November 29, 2006
Of the 159 Mexican citizens rounded up last weekend in the southern state of Oaxaca, accused of various charges related to anti-government protests, 141 have been moved, by helicopter, a twenty-hour drive from their families and homes, to the penitentiary in San José del Rincón, Nayarit. Although this first wave of detentions was random – anyone unlucky enough to be on public streets and sidewalks where the riot cops stormed – the government classified these prisoners as “dangerous,” justifying their transfer to a prison far away. Not one of those arrested last weekend has seen nor spoken with a lawyer, a human rights worker, a family member or an independent doctor. When, on Monday, reporters and Nayarit state legislators drove toward the prison to investigate, agents of the Federal Preventive Police (PFP, in its Spanish initials) intercepted them, threatened them with arrest, and stole the film from the camera of a photojournalist that had documented their presence.
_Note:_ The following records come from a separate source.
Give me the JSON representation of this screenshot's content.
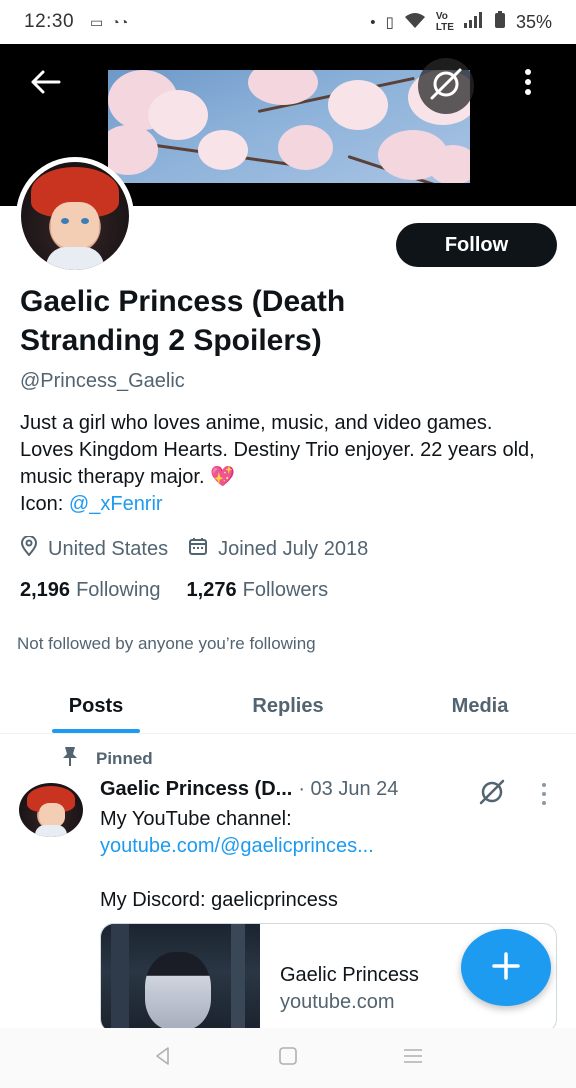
{
  "status_bar": {
    "time": "12:30",
    "battery": "35%"
  },
  "profile": {
    "display_name": "Gaelic Princess (Death Stranding 2 Spoilers)",
    "handle": "@Princess_Gaelic",
    "follow_label": "Follow",
    "bio_text": "Just a girl who loves anime, music, and video games. Loves Kingdom Hearts. Destiny Trio enjoyer. 22 years old, music therapy major. ",
    "bio_emoji": "💖",
    "bio_icon_prefix": "Icon: ",
    "bio_icon_link": "@_xFenrir",
    "location": "United States",
    "joined": "Joined July 2018",
    "following_count": "2,196",
    "following_label": "Following",
    "followers_count": "1,276",
    "followers_label": "Followers",
    "not_followed_text": "Not followed by anyone you’re following"
  },
  "tabs": [
    {
      "label": "Posts",
      "active": true
    },
    {
      "label": "Replies",
      "active": false
    },
    {
      "label": "Media",
      "active": false
    }
  ],
  "post": {
    "pinned_label": "Pinned",
    "author": "Gaelic Princess (D...",
    "date": "· 03 Jun 24",
    "line1": "My YouTube channel:",
    "link": "youtube.com/@gaelicprinces...",
    "line3": "My Discord: gaelicprincess",
    "card_title": "Gaelic Princess",
    "card_domain": "youtube.com"
  },
  "icons": {
    "back": "arrow-left-icon",
    "grok": "grok-icon",
    "more": "more-vertical-icon",
    "location": "location-pin-icon",
    "calendar": "calendar-icon",
    "pin": "pin-icon",
    "compose": "plus-icon"
  },
  "colors": {
    "accent": "#1d9bf0",
    "text": "#0f1419",
    "secondary": "#536471",
    "button_dark": "#0f1419"
  }
}
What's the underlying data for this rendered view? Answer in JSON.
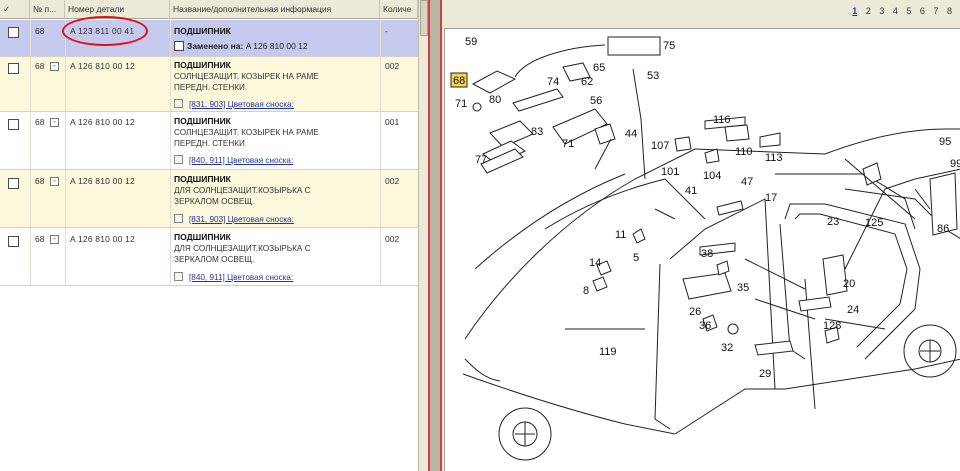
{
  "table": {
    "headers": {
      "check": "✓",
      "position": "№ п...",
      "part_number": "Номер детали",
      "name": "Название/дополнительная информация",
      "quantity": "Количе"
    },
    "rows": [
      {
        "position": "68",
        "part_number": "A 123 811 00 41",
        "name": "ПОДШИПНИК",
        "replaced_label": "Заменено на:",
        "replaced_value": "A 126 810 00 12",
        "quantity": "-"
      },
      {
        "position": "68",
        "part_number": "A 126 810 00 12",
        "name": "ПОДШИПНИК",
        "desc1": "СОЛНЦЕЗАЩИТ. КОЗЫРЕК НА РАМЕ",
        "desc2": "ПЕРЕДН. СТЕНКИ",
        "note": "[831, 903] Цветовая сноска:",
        "quantity": "002"
      },
      {
        "position": "68",
        "part_number": "A 126 810 00 12",
        "name": "ПОДШИПНИК",
        "desc1": "СОЛНЦЕЗАЩИТ. КОЗЫРЕК НА РАМЕ",
        "desc2": "ПЕРЕДН. СТЕНКИ",
        "note": "[840, 911] Цветовая сноска:",
        "quantity": "001"
      },
      {
        "position": "68",
        "part_number": "A 126 810 00 12",
        "name": "ПОДШИПНИК",
        "desc1": "ДЛЯ СОЛНЦЕЗАЩИТ.КОЗЫРЬКА С",
        "desc2": "ЗЕРКАЛОМ ОСВЕЩ.",
        "note": "[831, 903] Цветовая сноска:",
        "quantity": "002"
      },
      {
        "position": "68",
        "part_number": "A 126 810 00 12",
        "name": "ПОДШИПНИК",
        "desc1": "ДЛЯ СОЛНЦЕЗАЩИТ.КОЗЫРЬКА С",
        "desc2": "ЗЕРКАЛОМ ОСВЕЩ.",
        "note": "[840, 911] Цветовая сноска:",
        "quantity": "002"
      }
    ]
  },
  "pager": {
    "current": "1",
    "pages": [
      "2",
      "3",
      "4",
      "5",
      "6",
      "7",
      "8"
    ]
  },
  "diagram": {
    "highlighted_label": "68",
    "labels": {
      "l59": "59",
      "l75": "75",
      "l65": "65",
      "l74": "74",
      "l62": "62",
      "l53": "53",
      "l56": "56",
      "l71a": "71",
      "l80": "80",
      "l83": "83",
      "l77": "77",
      "l71b": "71",
      "l44": "44",
      "l116": "116",
      "l107": "107",
      "l110": "110",
      "l113": "113",
      "l101": "101",
      "l104": "104",
      "l95": "95",
      "l99": "99",
      "l47": "47",
      "l41": "41",
      "l17": "17",
      "l125": "125",
      "l86": "86",
      "l11": "11",
      "l23": "23",
      "l38": "38",
      "l14": "14",
      "l5": "5",
      "l35": "35",
      "l8": "8",
      "l20": "20",
      "l26": "26",
      "l24": "24",
      "l36": "36",
      "l128": "128",
      "l32": "32",
      "l119": "119",
      "l29": "29"
    }
  }
}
In Oaxaca, federal police, coordinating their operation with the paramilitary squads and pirate radio station of disgraced governor Ulises Ruiz Ortiz, continue to conduct house-to-house raids searching for the alleged “leaders” of the Popular Assembly of the Peoples of Oaxaca (APPO, in its Spanish initials). Attorneys, doctors, clergy, journalists, family and human rights officials have likewise been blocked from speaking with the imprisoned or observing their condition in the wake of what eyewitnesses tell Narco News were the violent beatings police inflicted on many during their arrest.
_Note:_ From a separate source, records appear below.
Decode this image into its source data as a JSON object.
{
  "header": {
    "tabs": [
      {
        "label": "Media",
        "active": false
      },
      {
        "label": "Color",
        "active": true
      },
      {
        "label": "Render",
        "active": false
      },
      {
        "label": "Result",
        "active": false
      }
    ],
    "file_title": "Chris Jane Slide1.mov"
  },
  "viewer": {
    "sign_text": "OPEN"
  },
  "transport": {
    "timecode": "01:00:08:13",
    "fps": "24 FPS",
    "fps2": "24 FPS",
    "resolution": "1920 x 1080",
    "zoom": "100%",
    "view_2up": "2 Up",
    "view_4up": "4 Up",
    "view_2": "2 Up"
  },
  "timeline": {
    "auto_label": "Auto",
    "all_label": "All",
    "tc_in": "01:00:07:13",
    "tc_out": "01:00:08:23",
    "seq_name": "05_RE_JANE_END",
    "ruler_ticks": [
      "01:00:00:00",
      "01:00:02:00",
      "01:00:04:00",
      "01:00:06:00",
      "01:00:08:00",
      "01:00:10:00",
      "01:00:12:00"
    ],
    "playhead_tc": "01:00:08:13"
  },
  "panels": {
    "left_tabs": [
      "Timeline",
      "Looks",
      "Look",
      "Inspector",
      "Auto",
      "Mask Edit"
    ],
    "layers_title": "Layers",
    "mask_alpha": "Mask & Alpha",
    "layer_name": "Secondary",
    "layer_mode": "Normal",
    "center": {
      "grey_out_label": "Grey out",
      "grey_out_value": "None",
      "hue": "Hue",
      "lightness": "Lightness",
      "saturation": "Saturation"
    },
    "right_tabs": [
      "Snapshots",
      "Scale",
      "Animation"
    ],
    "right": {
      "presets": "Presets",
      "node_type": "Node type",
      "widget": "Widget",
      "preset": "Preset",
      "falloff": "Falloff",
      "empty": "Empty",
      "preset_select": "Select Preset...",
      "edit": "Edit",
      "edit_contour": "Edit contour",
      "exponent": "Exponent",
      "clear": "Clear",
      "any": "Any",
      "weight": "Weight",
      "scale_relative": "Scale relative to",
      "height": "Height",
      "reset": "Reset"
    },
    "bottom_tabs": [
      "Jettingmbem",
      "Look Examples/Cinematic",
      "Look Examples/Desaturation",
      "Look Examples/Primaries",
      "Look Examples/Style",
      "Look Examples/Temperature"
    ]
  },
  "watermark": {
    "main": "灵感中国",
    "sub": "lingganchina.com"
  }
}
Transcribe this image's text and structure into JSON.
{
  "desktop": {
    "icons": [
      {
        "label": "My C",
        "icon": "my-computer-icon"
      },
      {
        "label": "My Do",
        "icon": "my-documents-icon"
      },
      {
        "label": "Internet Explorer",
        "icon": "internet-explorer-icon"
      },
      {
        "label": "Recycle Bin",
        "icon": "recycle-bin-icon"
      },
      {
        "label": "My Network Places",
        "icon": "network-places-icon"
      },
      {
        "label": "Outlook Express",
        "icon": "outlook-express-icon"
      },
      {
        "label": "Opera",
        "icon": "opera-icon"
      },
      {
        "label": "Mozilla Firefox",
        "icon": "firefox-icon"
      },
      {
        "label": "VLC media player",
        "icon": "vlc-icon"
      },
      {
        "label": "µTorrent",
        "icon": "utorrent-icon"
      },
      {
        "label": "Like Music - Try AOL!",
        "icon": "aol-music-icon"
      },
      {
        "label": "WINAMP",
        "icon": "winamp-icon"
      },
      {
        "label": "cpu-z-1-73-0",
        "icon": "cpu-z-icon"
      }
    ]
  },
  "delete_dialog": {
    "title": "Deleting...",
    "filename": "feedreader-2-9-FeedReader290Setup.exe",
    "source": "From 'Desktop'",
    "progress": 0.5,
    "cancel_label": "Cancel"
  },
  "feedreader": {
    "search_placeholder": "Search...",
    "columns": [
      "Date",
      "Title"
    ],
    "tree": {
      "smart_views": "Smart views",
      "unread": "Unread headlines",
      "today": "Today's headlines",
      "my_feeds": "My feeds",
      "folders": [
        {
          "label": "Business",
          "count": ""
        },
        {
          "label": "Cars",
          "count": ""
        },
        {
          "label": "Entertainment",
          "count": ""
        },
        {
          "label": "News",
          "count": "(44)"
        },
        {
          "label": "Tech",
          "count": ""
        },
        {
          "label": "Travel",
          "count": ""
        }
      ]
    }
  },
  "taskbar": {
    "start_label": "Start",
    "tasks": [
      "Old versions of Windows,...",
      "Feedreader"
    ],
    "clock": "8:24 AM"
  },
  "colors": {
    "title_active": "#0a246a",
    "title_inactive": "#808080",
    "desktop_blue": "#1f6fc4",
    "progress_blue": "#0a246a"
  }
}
The events in recent days in Oaxaca mark the largest mass arrest in Mexico since May 3 and 4, when 217 citizens were detained in Atenco and nearby Texcoco, outside of Mexico City. Within days of the Atenco police raid, the first witnesses to the beatings, rapes and tortures of the detained appeared: five foreigners – journalists and human rights observers – that had been swept up by police as they documented the events in Atenco, who were kept incommunicado for various days then deported back to Barcelona, Berlin and Santiago de Chile. From them the world learned of the gang rapes and other savagery inflicted on bound and blindfolded women and men as they were taken to prison. Federal police bosses have openly scoffed at the stern recommendations by the National Human Rights Commission, a government agency, that the police brutality be investigated and punished. In that context, the secretive stance of the State regarding the Oaxaca prisoners is worrisome.
The government of lame duck president Vicente Fox did not learn, from the atrocities of Atenco, to correct its own illegal and authoritarian abuses. It is evident that it considers its only mistakes of last May to have been the failure to hide its own crimes from public view. And so, last Saturday, when it went on the attack in downtown Oaxaca, it was careful to avoid scooping up any of the foreign journalists or human rights observers who might blow the whistle upon their subsequent deportation as witnesses of what occurred to the Mexicans arrested. (International observers, however, would be mistaken to presume that the jackboots won’t be coming for them next; there are already reports in the national media that a separate operation is planned to rid the crime scene of global eyes and ears.) By immediately moving the bulk of the detainees far from Oaxaca or any other media center, the Fox government reveals its intent to hide from public view what it has done to the arrested. The last and final legacy of Vicente Fox, a man who often claimed he had “democratized” Mexico, turns out to be a domestic Guantanamo-on-the-Pacific, where none will be able to hear the cries of the tortured.
It is in this context that the coup d’etat will be completed on Friday, installing Fox’s successor, Felipe Calderón, upon the throne of the Mexican democracy that never was.
Demonstrators and federal police clash in Oaxaca, Mexico November 25, 2006. Protesters shot fireworks at riot police and burned down government buildings in Mexico's colonial city of Oaxaca on Saturday, days before President-elect Felipe Calderon was to take office. REUTERS/Daniel Aguilar (MEXICO)